### What is required
Look through the data below and return each line where "have" appears.

:: Records to use

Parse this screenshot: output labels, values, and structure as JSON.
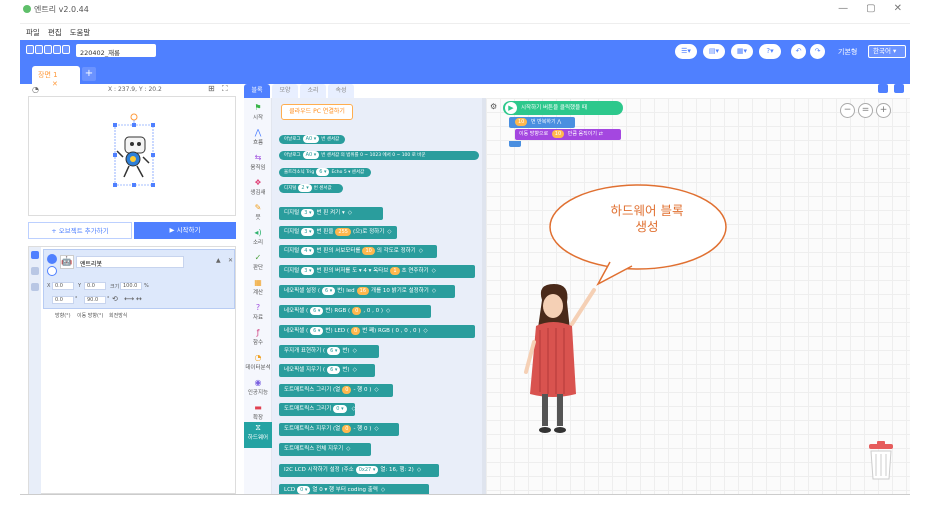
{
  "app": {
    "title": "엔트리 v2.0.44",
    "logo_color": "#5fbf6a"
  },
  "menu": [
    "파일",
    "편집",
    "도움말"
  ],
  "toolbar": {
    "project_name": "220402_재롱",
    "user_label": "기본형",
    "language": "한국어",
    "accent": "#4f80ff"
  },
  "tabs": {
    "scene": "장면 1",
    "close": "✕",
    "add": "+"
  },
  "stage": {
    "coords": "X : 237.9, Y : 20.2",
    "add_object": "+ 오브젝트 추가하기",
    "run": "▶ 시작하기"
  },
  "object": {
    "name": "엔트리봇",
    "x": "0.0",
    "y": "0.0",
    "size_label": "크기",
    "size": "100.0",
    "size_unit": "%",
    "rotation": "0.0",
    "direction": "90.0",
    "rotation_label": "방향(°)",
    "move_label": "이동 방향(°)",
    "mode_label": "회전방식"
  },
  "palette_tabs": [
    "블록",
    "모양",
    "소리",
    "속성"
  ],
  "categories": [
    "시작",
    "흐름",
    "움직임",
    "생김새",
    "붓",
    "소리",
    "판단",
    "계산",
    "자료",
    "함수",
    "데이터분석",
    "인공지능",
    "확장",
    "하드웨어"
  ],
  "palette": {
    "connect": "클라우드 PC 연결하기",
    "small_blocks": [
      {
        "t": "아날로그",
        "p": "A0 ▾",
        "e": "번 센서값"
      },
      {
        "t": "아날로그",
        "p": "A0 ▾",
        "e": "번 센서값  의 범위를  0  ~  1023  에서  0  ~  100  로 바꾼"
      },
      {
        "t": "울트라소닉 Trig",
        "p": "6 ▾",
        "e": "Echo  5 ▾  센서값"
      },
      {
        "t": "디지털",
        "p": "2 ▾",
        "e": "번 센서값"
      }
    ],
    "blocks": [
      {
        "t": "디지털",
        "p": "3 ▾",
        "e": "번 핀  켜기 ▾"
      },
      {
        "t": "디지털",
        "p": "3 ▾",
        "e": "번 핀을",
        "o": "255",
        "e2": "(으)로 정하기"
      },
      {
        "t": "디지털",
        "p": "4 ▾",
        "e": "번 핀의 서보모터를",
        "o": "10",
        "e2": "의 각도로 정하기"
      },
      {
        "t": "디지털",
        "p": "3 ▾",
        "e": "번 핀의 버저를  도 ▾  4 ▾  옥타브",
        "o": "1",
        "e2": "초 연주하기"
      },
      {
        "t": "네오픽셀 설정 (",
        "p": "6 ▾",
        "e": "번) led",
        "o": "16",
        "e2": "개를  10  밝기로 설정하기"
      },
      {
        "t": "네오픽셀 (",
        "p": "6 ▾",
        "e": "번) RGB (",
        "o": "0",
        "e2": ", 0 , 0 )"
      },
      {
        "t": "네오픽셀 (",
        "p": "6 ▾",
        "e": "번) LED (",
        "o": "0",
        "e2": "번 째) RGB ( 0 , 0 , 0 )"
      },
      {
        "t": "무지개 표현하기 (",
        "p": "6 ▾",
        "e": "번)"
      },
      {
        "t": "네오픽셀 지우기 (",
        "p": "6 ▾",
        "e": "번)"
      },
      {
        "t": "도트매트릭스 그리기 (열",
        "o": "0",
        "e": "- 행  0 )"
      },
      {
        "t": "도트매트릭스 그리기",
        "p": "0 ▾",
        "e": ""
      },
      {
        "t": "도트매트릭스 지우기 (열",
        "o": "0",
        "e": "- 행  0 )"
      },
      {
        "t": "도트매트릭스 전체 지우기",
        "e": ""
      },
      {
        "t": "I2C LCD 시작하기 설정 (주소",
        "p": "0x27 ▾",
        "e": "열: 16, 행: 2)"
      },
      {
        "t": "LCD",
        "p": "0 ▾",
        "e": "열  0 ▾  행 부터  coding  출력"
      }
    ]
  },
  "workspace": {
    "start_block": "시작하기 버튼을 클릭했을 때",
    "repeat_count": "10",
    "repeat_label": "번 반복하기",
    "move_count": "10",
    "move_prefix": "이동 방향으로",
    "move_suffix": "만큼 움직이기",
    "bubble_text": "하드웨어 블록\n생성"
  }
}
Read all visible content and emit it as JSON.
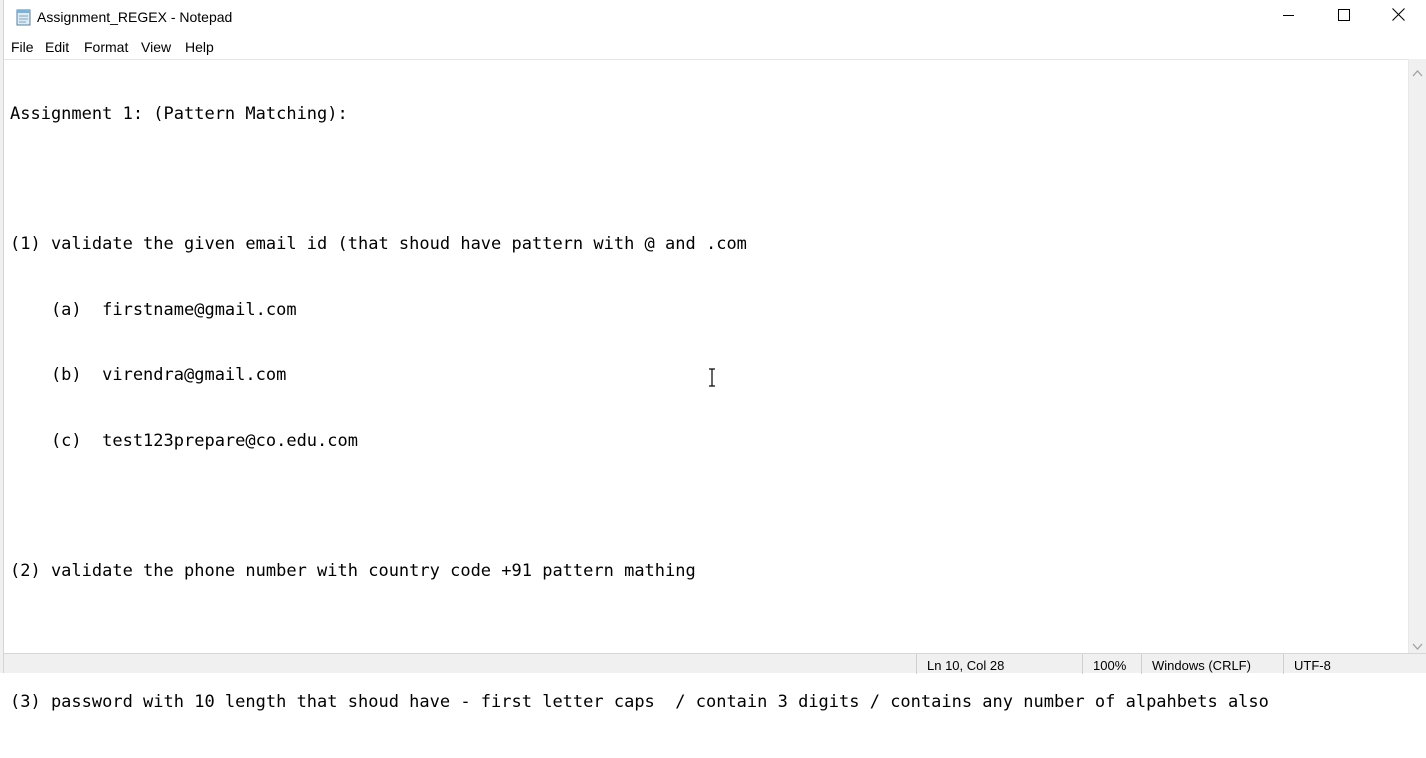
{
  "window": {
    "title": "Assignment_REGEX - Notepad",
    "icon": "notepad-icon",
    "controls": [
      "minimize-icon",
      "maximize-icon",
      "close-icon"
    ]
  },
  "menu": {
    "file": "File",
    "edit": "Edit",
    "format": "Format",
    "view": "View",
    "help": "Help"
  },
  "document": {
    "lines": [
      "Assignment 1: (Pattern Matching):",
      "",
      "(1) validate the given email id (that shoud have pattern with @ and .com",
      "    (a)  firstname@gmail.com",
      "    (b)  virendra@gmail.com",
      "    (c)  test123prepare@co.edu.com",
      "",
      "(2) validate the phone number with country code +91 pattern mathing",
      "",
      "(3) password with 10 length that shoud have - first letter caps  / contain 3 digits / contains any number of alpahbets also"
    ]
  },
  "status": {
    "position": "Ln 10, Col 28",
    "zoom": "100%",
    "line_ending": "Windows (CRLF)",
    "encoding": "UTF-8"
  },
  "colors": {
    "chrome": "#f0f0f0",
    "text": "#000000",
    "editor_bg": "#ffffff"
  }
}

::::

### Solution for this exercise
      "(1) validate the given email id (that shoud have pattern with @ and .com",
      "(3) password with 10 length that shoud have - first letter caps  / contain 3 digits / contains any number of alpahbets also"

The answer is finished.